EXERCISE AIM →
Would you restate all the data that follows, word for word?

[Data records]

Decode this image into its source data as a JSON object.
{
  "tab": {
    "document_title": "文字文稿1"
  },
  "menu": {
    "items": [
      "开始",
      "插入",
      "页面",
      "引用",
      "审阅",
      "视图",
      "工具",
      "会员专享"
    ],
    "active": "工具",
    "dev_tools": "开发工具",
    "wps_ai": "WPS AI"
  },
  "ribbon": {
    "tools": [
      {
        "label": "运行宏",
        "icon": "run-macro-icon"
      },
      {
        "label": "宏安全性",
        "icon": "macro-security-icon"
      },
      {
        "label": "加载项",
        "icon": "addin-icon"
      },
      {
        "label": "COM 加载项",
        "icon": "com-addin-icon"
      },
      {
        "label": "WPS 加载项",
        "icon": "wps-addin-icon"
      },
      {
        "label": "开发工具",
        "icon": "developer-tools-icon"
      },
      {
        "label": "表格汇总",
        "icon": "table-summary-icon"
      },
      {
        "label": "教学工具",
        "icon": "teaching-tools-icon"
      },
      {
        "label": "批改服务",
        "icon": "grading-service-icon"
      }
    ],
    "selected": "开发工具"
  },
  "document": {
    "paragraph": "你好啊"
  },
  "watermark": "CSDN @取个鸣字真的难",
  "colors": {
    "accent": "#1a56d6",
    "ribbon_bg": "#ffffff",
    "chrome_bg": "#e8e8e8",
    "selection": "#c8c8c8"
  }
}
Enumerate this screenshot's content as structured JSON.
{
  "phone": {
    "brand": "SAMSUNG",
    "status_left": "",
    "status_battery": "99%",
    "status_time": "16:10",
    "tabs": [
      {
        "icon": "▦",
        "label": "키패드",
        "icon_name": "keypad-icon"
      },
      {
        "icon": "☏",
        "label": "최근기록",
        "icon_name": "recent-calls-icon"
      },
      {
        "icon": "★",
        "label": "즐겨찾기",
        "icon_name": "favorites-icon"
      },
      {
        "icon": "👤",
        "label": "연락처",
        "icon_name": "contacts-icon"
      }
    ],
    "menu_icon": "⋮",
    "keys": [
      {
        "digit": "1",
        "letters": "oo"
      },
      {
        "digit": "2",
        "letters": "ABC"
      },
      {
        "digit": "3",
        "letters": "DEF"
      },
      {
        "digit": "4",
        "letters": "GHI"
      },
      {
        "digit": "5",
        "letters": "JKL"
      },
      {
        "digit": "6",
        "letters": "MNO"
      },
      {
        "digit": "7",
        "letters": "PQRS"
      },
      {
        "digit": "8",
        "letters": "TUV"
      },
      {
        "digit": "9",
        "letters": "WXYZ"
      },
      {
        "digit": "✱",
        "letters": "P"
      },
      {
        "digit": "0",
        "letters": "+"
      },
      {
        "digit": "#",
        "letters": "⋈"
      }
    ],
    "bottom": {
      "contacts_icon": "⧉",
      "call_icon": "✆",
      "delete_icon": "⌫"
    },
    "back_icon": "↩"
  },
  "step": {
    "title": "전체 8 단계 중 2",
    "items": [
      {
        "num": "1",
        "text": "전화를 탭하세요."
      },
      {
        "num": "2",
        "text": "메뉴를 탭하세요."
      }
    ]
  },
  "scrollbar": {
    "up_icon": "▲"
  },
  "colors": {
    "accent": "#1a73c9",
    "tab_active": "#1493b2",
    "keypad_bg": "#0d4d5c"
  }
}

REPLY TO THE TASK →
Decode this image into its source data as a JSON object.
{
  "tab": {
    "document_title": "文字文稿1"
  },
  "menu": {
    "items": [
      "开始",
      "插入",
      "页面",
      "引用",
      "审阅",
      "视图",
      "工具",
      "会员专享"
    ],
    "active": "工具",
    "dev_tools": "开发工具",
    "wps_ai": "WPS AI"
  },
  "ribbon": {
    "tools": [
      {
        "label": "运行宏",
        "icon": "run-macro-icon"
      },
      {
        "label": "宏安全性",
        "icon": "macro-security-icon"
      },
      {
        "label": "加载项",
        "icon": "addin-icon"
      },
      {
        "label": "COM 加载项",
        "icon": "com-addin-icon"
      },
      {
        "label": "WPS 加载项",
        "icon": "wps-addin-icon"
      },
      {
        "label": "开发工具",
        "icon": "developer-tools-icon"
      },
      {
        "label": "表格汇总",
        "icon": "table-summary-icon"
      },
      {
        "label": "教学工具",
        "icon": "teaching-tools-icon"
      },
      {
        "label": "批改服务",
        "icon": "grading-service-icon"
      }
    ],
    "selected": "开发工具"
  },
  "document": {
    "paragraph": "你好啊"
  },
  "watermark": "CSDN @取个鸣字真的难",
  "colors": {
    "accent": "#1a56d6",
    "ribbon_bg": "#ffffff",
    "chrome_bg": "#e8e8e8",
    "selection": "#c8c8c8"
  }
}
Enumerate this screenshot's content as structured JSON.
{
  "phone": {
    "brand": "SAMSUNG",
    "status_left": "",
    "status_battery": "99%",
    "status_time": "16:10",
    "tabs": [
      {
        "icon": "▦",
        "label": "키패드",
        "icon_name": "keypad-icon"
      },
      {
        "icon": "☏",
        "label": "최근기록",
        "icon_name": "recent-calls-icon"
      },
      {
        "icon": "★",
        "label": "즐겨찾기",
        "icon_name": "favorites-icon"
      },
      {
        "icon": "👤",
        "label": "연락처",
        "icon_name": "contacts-icon"
      }
    ],
    "menu_icon": "⋮",
    "keys": [
      {
        "digit": "1",
        "letters": "oo"
      },
      {
        "digit": "2",
        "letters": "ABC"
      },
      {
        "digit": "3",
        "letters": "DEF"
      },
      {
        "digit": "4",
        "letters": "GHI"
      },
      {
        "digit": "5",
        "letters": "JKL"
      },
      {
        "digit": "6",
        "letters": "MNO"
      },
      {
        "digit": "7",
        "letters": "PQRS"
      },
      {
        "digit": "8",
        "letters": "TUV"
      },
      {
        "digit": "9",
        "letters": "WXYZ"
      },
      {
        "digit": "✱",
        "letters": "P"
      },
      {
        "digit": "0",
        "letters": "+"
      },
      {
        "digit": "#",
        "letters": "⋈"
      }
    ],
    "bottom": {
      "contacts_icon": "⧉",
      "call_icon": "✆",
      "delete_icon": "⌫"
    },
    "back_icon": "↩"
  },
  "step": {
    "title": "전체 8 단계 중 2",
    "items": [
      {
        "num": "1",
        "text": "전화를 탭하세요."
      },
      {
        "num": "2",
        "text": "메뉴를 탭하세요."
      }
    ]
  },
  "scrollbar": {
    "up_icon": "▲"
  },
  "colors": {
    "accent": "#1a73c9",
    "tab_active": "#1493b2",
    "keypad_bg": "#0d4d5c"
  }
}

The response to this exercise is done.